▸ WORK REQUIRED
Each entry below needs to be reproduced exactly as given.
──────────
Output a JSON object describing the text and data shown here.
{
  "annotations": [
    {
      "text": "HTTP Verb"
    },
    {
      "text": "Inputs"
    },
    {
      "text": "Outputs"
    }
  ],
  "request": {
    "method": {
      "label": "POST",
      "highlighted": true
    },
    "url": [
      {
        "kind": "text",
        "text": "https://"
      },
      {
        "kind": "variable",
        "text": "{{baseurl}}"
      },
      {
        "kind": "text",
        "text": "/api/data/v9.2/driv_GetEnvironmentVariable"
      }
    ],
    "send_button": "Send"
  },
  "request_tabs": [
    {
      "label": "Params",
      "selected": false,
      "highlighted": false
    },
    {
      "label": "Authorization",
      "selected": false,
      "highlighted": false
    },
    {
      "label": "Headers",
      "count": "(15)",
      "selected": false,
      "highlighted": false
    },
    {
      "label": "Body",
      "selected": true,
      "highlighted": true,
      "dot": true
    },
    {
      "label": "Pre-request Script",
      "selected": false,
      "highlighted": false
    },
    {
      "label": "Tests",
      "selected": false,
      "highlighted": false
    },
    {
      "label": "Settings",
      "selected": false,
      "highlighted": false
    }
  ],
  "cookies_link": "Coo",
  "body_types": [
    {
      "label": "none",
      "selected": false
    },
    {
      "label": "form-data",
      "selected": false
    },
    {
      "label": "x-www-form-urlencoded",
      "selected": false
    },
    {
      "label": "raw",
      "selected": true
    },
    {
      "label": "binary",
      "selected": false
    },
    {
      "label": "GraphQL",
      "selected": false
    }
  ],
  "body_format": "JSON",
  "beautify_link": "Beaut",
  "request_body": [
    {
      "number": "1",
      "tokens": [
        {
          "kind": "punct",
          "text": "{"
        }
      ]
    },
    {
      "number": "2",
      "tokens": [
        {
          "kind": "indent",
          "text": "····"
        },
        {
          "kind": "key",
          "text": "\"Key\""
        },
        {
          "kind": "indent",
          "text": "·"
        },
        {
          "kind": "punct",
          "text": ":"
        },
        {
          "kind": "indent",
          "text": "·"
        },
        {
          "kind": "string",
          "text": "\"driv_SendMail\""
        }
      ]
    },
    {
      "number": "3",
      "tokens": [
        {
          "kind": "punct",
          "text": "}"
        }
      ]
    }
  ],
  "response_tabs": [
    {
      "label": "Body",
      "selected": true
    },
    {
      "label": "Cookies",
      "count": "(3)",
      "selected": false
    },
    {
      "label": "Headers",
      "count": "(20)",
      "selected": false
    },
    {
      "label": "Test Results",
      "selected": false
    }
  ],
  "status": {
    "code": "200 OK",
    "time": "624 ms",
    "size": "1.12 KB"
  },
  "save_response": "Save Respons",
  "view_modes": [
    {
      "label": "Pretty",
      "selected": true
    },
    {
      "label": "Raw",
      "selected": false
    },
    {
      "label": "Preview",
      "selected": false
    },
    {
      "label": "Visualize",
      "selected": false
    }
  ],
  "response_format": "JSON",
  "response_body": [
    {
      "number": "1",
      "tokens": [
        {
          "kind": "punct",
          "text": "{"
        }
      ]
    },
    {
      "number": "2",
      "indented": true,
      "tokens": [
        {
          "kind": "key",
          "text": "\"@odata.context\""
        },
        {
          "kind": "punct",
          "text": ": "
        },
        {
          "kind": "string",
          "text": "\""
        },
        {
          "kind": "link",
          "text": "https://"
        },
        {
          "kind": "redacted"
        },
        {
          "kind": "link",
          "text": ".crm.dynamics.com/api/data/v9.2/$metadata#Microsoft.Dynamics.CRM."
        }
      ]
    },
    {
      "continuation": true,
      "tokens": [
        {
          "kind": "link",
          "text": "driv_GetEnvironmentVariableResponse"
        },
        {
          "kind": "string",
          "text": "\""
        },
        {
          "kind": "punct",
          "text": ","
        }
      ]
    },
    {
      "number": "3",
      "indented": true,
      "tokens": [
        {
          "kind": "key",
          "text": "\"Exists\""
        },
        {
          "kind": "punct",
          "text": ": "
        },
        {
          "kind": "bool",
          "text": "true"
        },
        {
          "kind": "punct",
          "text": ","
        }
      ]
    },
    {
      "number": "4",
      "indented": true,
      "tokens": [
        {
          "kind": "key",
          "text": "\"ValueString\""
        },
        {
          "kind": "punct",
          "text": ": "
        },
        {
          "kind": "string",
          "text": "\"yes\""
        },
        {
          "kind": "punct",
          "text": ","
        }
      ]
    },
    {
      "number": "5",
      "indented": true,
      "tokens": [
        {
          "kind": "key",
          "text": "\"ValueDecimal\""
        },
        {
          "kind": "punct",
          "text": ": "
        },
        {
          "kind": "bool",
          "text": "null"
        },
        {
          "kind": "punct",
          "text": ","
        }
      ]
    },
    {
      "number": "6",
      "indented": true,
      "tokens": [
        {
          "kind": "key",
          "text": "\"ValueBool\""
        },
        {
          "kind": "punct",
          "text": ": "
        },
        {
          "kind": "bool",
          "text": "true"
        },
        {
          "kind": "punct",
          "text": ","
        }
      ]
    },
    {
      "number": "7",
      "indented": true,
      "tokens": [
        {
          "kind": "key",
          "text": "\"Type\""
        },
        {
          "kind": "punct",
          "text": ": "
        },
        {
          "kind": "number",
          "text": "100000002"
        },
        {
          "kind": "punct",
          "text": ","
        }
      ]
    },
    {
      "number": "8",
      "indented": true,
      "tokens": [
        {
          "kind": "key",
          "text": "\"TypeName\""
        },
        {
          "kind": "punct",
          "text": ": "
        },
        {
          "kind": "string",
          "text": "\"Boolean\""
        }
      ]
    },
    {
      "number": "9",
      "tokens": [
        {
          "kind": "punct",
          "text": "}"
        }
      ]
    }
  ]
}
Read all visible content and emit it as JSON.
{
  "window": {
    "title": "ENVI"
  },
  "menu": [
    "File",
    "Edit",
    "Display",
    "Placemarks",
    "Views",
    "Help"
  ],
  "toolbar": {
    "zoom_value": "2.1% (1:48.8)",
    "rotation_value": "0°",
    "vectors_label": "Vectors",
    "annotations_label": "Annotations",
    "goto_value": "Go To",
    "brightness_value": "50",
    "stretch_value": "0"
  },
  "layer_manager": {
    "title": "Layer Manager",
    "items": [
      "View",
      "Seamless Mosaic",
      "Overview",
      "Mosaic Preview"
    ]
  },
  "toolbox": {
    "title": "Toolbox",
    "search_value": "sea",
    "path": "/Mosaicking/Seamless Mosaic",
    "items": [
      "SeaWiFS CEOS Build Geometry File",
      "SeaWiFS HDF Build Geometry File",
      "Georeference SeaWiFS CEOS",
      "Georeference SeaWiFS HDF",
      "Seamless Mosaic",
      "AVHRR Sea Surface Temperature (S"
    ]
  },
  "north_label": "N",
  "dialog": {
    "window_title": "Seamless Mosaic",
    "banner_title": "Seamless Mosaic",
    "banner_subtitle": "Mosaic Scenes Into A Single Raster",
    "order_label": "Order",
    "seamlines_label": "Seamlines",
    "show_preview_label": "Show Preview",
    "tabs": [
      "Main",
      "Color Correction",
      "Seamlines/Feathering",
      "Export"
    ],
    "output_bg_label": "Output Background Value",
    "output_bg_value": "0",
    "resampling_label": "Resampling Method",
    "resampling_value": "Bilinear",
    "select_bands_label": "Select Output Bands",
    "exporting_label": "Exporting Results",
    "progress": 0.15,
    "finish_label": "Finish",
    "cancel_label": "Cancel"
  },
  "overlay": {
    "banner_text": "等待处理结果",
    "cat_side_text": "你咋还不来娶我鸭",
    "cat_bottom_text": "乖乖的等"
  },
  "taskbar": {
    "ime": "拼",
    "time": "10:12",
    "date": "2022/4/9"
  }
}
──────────
▸ EXERCISE SOLUTION
Output a JSON object describing the text and data shown here.
{
  "annotations": [
    {
      "text": "HTTP Verb"
    },
    {
      "text": "Inputs"
    },
    {
      "text": "Outputs"
    }
  ],
  "request": {
    "method": {
      "label": "POST",
      "highlighted": true
    },
    "url": [
      {
        "kind": "text",
        "text": "https://"
      },
      {
        "kind": "variable",
        "text": "{{baseurl}}"
      },
      {
        "kind": "text",
        "text": "/api/data/v9.2/driv_GetEnvironmentVariable"
      }
    ],
    "send_button": "Send"
  },
  "request_tabs": [
    {
      "label": "Params",
      "selected": false,
      "highlighted": false
    },
    {
      "label": "Authorization",
      "selected": false,
      "highlighted": false
    },
    {
      "label": "Headers",
      "count": "(15)",
      "selected": false,
      "highlighted": false
    },
    {
      "label": "Body",
      "selected": true,
      "highlighted": true,
      "dot": true
    },
    {
      "label": "Pre-request Script",
      "selected": false,
      "highlighted": false
    },
    {
      "label": "Tests",
      "selected": false,
      "highlighted": false
    },
    {
      "label": "Settings",
      "selected": false,
      "highlighted": false
    }
  ],
  "cookies_link": "Coo",
  "body_types": [
    {
      "label": "none",
      "selected": false
    },
    {
      "label": "form-data",
      "selected": false
    },
    {
      "label": "x-www-form-urlencoded",
      "selected": false
    },
    {
      "label": "raw",
      "selected": true
    },
    {
      "label": "binary",
      "selected": false
    },
    {
      "label": "GraphQL",
      "selected": false
    }
  ],
  "body_format": "JSON",
  "beautify_link": "Beaut",
  "request_body": [
    {
      "number": "1",
      "tokens": [
        {
          "kind": "punct",
          "text": "{"
        }
      ]
    },
    {
      "number": "2",
      "tokens": [
        {
          "kind": "indent",
          "text": "····"
        },
        {
          "kind": "key",
          "text": "\"Key\""
        },
        {
          "kind": "indent",
          "text": "·"
        },
        {
          "kind": "punct",
          "text": ":"
        },
        {
          "kind": "indent",
          "text": "·"
        },
        {
          "kind": "string",
          "text": "\"driv_SendMail\""
        }
      ]
    },
    {
      "number": "3",
      "tokens": [
        {
          "kind": "punct",
          "text": "}"
        }
      ]
    }
  ],
  "response_tabs": [
    {
      "label": "Body",
      "selected": true
    },
    {
      "label": "Cookies",
      "count": "(3)",
      "selected": false
    },
    {
      "label": "Headers",
      "count": "(20)",
      "selected": false
    },
    {
      "label": "Test Results",
      "selected": false
    }
  ],
  "status": {
    "code": "200 OK",
    "time": "624 ms",
    "size": "1.12 KB"
  },
  "save_response": "Save Respons",
  "view_modes": [
    {
      "label": "Pretty",
      "selected": true
    },
    {
      "label": "Raw",
      "selected": false
    },
    {
      "label": "Preview",
      "selected": false
    },
    {
      "label": "Visualize",
      "selected": false
    }
  ],
  "response_format": "JSON",
  "response_body": [
    {
      "number": "1",
      "tokens": [
        {
          "kind": "punct",
          "text": "{"
        }
      ]
    },
    {
      "number": "2",
      "indented": true,
      "tokens": [
        {
          "kind": "key",
          "text": "\"@odata.context\""
        },
        {
          "kind": "punct",
          "text": ": "
        },
        {
          "kind": "string",
          "text": "\""
        },
        {
          "kind": "link",
          "text": "https://"
        },
        {
          "kind": "redacted"
        },
        {
          "kind": "link",
          "text": ".crm.dynamics.com/api/data/v9.2/$metadata#Microsoft.Dynamics.CRM."
        }
      ]
    },
    {
      "continuation": true,
      "tokens": [
        {
          "kind": "link",
          "text": "driv_GetEnvironmentVariableResponse"
        },
        {
          "kind": "string",
          "text": "\""
        },
        {
          "kind": "punct",
          "text": ","
        }
      ]
    },
    {
      "number": "3",
      "indented": true,
      "tokens": [
        {
          "kind": "key",
          "text": "\"Exists\""
        },
        {
          "kind": "punct",
          "text": ": "
        },
        {
          "kind": "bool",
          "text": "true"
        },
        {
          "kind": "punct",
          "text": ","
        }
      ]
    },
    {
      "number": "4",
      "indented": true,
      "tokens": [
        {
          "kind": "key",
          "text": "\"ValueString\""
        },
        {
          "kind": "punct",
          "text": ": "
        },
        {
          "kind": "string",
          "text": "\"yes\""
        },
        {
          "kind": "punct",
          "text": ","
        }
      ]
    },
    {
      "number": "5",
      "indented": true,
      "tokens": [
        {
          "kind": "key",
          "text": "\"ValueDecimal\""
        },
        {
          "kind": "punct",
          "text": ": "
        },
        {
          "kind": "bool",
          "text": "null"
        },
        {
          "kind": "punct",
          "text": ","
        }
      ]
    },
    {
      "number": "6",
      "indented": true,
      "tokens": [
        {
          "kind": "key",
          "text": "\"ValueBool\""
        },
        {
          "kind": "punct",
          "text": ": "
        },
        {
          "kind": "bool",
          "text": "true"
        },
        {
          "kind": "punct",
          "text": ","
        }
      ]
    },
    {
      "number": "7",
      "indented": true,
      "tokens": [
        {
          "kind": "key",
          "text": "\"Type\""
        },
        {
          "kind": "punct",
          "text": ": "
        },
        {
          "kind": "number",
          "text": "100000002"
        },
        {
          "kind": "punct",
          "text": ","
        }
      ]
    },
    {
      "number": "8",
      "indented": true,
      "tokens": [
        {
          "kind": "key",
          "text": "\"TypeName\""
        },
        {
          "kind": "punct",
          "text": ": "
        },
        {
          "kind": "string",
          "text": "\"Boolean\""
        }
      ]
    },
    {
      "number": "9",
      "tokens": [
        {
          "kind": "punct",
          "text": "}"
        }
      ]
    }
  ]
}
Read all visible content and emit it as JSON.
{
  "window": {
    "title": "ENVI"
  },
  "menu": [
    "File",
    "Edit",
    "Display",
    "Placemarks",
    "Views",
    "Help"
  ],
  "toolbar": {
    "zoom_value": "2.1% (1:48.8)",
    "rotation_value": "0°",
    "vectors_label": "Vectors",
    "annotations_label": "Annotations",
    "goto_value": "Go To",
    "brightness_value": "50",
    "stretch_value": "0"
  },
  "layer_manager": {
    "title": "Layer Manager",
    "items": [
      "View",
      "Seamless Mosaic",
      "Overview",
      "Mosaic Preview"
    ]
  },
  "toolbox": {
    "title": "Toolbox",
    "search_value": "sea",
    "path": "/Mosaicking/Seamless Mosaic",
    "items": [
      "SeaWiFS CEOS Build Geometry File",
      "SeaWiFS HDF Build Geometry File",
      "Georeference SeaWiFS CEOS",
      "Georeference SeaWiFS HDF",
      "Seamless Mosaic",
      "AVHRR Sea Surface Temperature (S"
    ]
  },
  "north_label": "N",
  "dialog": {
    "window_title": "Seamless Mosaic",
    "banner_title": "Seamless Mosaic",
    "banner_subtitle": "Mosaic Scenes Into A Single Raster",
    "order_label": "Order",
    "seamlines_label": "Seamlines",
    "show_preview_label": "Show Preview",
    "tabs": [
      "Main",
      "Color Correction",
      "Seamlines/Feathering",
      "Export"
    ],
    "output_bg_label": "Output Background Value",
    "output_bg_value": "0",
    "resampling_label": "Resampling Method",
    "resampling_value": "Bilinear",
    "select_bands_label": "Select Output Bands",
    "exporting_label": "Exporting Results",
    "progress": 0.15,
    "finish_label": "Finish",
    "cancel_label": "Cancel"
  },
  "overlay": {
    "banner_text": "等待处理结果",
    "cat_side_text": "你咋还不来娶我鸭",
    "cat_bottom_text": "乖乖的等"
  },
  "taskbar": {
    "ime": "拼",
    "time": "10:12",
    "date": "2022/4/9"
  }
}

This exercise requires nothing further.